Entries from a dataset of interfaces
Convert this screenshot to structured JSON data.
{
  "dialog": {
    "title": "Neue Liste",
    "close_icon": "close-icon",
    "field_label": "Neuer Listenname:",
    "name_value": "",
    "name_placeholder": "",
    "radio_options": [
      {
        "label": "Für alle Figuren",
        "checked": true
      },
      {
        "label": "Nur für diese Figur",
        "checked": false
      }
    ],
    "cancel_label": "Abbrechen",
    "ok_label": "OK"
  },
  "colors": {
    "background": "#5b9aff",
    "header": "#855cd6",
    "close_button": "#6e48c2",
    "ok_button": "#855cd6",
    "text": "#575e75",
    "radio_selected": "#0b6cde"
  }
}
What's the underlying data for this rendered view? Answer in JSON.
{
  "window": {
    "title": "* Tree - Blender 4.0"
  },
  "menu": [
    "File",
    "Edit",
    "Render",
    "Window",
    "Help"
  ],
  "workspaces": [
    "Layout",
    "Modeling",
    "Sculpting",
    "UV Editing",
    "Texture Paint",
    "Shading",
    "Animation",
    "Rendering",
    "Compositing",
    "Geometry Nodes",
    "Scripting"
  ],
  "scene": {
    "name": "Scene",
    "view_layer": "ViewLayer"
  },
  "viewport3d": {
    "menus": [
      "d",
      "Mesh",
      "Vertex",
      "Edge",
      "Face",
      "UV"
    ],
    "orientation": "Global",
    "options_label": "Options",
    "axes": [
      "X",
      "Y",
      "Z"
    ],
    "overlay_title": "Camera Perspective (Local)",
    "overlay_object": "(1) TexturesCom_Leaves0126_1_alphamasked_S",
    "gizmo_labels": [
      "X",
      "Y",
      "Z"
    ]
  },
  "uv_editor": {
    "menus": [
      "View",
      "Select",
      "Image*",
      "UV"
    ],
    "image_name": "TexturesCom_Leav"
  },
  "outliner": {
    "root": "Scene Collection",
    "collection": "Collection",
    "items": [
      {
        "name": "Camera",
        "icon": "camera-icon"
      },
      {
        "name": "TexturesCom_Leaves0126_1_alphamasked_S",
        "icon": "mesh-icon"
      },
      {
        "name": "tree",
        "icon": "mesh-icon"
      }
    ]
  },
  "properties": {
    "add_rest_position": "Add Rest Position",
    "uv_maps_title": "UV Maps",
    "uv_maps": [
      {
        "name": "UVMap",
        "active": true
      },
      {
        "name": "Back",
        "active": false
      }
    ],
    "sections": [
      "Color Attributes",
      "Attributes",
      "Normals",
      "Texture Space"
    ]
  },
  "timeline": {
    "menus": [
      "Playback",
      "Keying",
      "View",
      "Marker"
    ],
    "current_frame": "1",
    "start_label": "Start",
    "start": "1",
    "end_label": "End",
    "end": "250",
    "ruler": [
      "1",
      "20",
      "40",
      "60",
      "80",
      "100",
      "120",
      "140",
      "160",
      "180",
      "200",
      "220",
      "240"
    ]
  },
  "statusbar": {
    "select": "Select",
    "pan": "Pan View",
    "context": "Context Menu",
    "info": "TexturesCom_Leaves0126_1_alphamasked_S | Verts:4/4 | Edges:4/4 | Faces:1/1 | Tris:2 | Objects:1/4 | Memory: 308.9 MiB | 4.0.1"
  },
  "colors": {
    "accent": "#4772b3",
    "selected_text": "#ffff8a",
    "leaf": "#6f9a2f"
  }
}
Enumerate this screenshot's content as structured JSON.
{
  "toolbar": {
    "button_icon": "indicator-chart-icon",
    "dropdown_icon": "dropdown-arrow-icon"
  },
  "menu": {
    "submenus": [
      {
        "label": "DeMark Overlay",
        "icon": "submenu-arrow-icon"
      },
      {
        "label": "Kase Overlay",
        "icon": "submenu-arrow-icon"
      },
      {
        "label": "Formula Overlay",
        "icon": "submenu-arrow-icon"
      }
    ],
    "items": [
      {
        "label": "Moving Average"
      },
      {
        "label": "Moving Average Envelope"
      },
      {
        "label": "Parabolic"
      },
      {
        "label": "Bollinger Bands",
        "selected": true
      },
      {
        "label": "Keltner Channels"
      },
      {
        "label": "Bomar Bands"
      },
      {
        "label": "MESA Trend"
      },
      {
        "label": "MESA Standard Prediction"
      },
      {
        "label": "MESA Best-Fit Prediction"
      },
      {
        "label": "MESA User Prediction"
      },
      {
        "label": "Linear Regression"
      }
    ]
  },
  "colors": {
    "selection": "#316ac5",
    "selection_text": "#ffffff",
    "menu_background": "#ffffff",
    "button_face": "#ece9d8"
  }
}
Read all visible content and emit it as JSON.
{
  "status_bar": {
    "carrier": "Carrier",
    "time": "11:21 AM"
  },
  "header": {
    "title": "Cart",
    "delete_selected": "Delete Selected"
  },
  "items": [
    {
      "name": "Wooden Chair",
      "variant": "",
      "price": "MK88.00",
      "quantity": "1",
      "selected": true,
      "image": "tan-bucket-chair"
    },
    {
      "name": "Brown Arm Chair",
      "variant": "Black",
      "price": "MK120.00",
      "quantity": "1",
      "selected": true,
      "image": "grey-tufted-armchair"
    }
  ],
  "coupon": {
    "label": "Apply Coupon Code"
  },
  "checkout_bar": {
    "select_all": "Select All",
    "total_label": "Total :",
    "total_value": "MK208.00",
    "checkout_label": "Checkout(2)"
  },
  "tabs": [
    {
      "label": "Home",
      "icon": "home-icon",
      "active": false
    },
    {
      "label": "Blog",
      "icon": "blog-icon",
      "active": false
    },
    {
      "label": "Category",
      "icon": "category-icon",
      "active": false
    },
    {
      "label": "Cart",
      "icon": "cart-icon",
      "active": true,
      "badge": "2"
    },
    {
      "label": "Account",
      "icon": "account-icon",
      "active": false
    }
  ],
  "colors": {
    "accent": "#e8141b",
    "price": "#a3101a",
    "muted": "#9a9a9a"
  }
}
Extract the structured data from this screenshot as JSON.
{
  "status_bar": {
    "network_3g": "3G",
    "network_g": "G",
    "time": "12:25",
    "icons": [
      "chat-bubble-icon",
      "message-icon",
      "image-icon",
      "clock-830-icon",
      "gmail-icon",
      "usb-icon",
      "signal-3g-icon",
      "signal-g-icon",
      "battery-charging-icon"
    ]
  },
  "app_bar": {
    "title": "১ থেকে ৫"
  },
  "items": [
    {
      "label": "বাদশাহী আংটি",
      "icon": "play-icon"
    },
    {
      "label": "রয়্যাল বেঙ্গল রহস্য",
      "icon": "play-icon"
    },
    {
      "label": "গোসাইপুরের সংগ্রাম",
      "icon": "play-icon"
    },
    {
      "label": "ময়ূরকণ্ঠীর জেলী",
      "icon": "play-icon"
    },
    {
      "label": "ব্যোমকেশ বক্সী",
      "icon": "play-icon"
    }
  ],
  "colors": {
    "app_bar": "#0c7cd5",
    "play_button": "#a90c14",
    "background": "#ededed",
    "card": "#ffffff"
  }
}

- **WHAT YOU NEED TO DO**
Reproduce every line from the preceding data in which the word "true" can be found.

- **PROBLEM SOLUTION**
        "checked": true
        "active": true
        "selected": true
      "selected": true,
      "selected": true,
      "active": true,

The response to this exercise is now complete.